- [What to produce]
Retrieve all lines below that have the string "this".

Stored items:
------------------------

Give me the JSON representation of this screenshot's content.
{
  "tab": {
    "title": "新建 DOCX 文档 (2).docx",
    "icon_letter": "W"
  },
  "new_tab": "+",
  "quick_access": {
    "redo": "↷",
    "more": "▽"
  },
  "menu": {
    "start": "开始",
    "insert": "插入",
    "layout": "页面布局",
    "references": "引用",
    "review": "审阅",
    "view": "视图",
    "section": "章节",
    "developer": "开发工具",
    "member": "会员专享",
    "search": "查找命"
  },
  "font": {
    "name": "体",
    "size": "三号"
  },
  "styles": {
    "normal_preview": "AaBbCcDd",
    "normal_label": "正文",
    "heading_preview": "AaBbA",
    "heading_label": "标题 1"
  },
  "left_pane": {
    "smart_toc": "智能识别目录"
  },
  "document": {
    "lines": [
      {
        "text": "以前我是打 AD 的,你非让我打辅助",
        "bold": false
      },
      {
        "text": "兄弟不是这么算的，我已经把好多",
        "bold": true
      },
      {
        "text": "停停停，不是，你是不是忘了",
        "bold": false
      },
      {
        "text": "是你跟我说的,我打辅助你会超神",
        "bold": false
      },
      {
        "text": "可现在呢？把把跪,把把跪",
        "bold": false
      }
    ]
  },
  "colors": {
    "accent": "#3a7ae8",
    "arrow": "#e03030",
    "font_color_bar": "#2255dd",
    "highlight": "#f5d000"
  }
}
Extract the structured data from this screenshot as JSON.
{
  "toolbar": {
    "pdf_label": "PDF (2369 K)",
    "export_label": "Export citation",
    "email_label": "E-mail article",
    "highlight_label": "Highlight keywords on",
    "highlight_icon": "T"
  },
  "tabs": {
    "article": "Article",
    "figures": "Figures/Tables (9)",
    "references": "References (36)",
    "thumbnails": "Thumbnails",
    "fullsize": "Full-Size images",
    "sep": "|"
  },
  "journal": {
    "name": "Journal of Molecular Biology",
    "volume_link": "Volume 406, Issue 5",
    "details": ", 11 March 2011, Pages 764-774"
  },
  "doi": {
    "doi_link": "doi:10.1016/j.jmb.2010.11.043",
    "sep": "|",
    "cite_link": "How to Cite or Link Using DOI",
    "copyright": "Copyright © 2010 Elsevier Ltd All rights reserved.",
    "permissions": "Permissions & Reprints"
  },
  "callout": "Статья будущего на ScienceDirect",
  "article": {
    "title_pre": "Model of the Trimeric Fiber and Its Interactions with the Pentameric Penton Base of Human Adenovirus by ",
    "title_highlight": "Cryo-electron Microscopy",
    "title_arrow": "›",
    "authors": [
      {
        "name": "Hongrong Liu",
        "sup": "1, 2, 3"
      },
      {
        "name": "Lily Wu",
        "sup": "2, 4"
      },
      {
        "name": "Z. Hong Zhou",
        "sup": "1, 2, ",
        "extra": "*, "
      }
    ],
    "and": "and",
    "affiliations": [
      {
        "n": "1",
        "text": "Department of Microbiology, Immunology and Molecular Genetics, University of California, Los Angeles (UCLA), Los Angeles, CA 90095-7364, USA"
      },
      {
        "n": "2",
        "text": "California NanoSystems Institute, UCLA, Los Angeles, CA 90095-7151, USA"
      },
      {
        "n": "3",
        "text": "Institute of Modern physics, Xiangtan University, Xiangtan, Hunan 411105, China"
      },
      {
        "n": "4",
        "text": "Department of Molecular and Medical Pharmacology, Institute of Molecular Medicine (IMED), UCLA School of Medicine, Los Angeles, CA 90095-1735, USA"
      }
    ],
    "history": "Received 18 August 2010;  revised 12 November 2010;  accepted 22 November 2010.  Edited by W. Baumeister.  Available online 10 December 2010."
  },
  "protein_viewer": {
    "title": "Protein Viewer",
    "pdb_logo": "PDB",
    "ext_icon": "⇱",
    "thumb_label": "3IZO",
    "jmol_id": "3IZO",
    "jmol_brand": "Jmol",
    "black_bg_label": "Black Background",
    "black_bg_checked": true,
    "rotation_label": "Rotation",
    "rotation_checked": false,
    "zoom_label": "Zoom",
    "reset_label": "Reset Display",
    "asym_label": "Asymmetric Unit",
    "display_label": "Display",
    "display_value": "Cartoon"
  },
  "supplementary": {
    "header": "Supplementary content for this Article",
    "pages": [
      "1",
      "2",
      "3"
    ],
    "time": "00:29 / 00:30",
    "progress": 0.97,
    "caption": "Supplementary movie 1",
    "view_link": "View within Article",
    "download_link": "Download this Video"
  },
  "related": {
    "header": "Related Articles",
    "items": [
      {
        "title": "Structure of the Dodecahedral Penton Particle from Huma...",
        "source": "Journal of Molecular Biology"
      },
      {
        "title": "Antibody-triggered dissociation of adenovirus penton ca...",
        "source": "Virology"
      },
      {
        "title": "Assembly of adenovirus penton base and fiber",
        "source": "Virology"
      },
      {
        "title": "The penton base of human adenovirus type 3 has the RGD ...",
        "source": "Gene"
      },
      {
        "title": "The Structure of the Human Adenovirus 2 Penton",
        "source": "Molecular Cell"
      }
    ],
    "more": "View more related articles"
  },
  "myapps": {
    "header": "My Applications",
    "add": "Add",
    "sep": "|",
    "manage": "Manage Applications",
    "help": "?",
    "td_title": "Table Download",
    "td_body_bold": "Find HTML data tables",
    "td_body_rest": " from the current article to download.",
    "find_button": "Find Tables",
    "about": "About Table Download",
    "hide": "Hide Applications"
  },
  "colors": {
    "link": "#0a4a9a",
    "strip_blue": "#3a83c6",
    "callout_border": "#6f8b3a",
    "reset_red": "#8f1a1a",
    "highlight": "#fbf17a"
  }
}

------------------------

- [Exercise response]
Give me the JSON representation of this screenshot's content.
Extract the structured data from this screenshot as JSON.
    "header": "Supplementary content for this Article",
    "download_link": "Download this Video"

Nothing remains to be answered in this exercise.